    The long and even noodles endow a long and consistent life without pauses or struggles to the eater.

    Therefore, it is considered bad luck for an individual to cut the noodle strands while eating them.

    So , you must instead, consume the entire strands without breaking them.



    6 oz. chow mein noodles

    ( You can also use lo mein noodles, udon noodles, or wide wheat noodles to cook this dish.)

    3 to 4 tablespoons peanut oil

    6 green onions , chopped, white and green parts separated

    4 big cloves garlic , minced

    First, pick off your cloves from the bulb, and lay the flat side down – the side that was closest to the “heart” of the garlic – on your cutting board with the curved side up. Then, take your chef’s knife and with one hand holding the knife handle, lay either flat side of the knife on top of the garlic clove.
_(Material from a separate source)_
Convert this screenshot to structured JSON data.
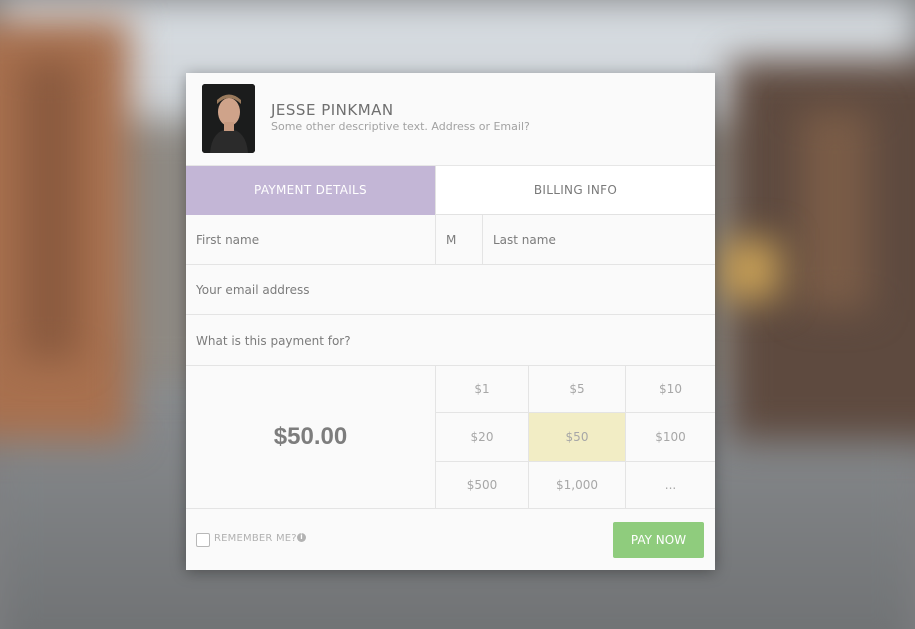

The garlic should be closer to the knife handle than the center of the blade.

    With your free hand, slap the heel of your hand down and smash the side of the blade against the garlic clove. Voilà! The outer skin is magically detached from the clove, then mince .



    2 teaspoon ginger , grated



    1 red  bell pepper , thinly sliced

    1 small Serrano chili – minced (optional)



    1/4 cup chicken broth

    3 tablespoons  dry sherry





    2 tablespoons oyster sauce

    1 tablespoon soy sauce

    1 teaspoon sesame oil



    Combine all the sauce ingredients in a small bowl and mix well, set aside .


    Cook noodles according to the package instructions until al-dente.

    Rinse with running tap water to stop cooking. Drain and set aside.

    Heat 3 tablespoons peanut  oil in a wok or nonstick skillet over high heat .

    Swirl to coat the bottom of the pan with oil. Add the noodles.

    Toss with a pair of tongs AND a spatula.

    ( use both , it will make things a lot easier)

    until the edges of the noodles are lightly charred.

    Add a bit more oil and use a wok spatula to scoop to loosen the noodles if the noodles stuck to the pan.

    Add the white part of the green onions, along with the garlic and ginger, Serrano chili .

    Cook and stir for a few seconds to release the fragrance.

    Add the bell pepper.

    Cook and stir for a minute or so, until the pepper just starts to turn tender.

    Pour in the sauce.

    Quickly toss the noodles until the sauce is absorbed.

    Add the green part of the green onions.

    Transfer the noodles to serving plates.

    Serve hot as a main or side.


    Eat and Enjoy !

    Piping Pot Curry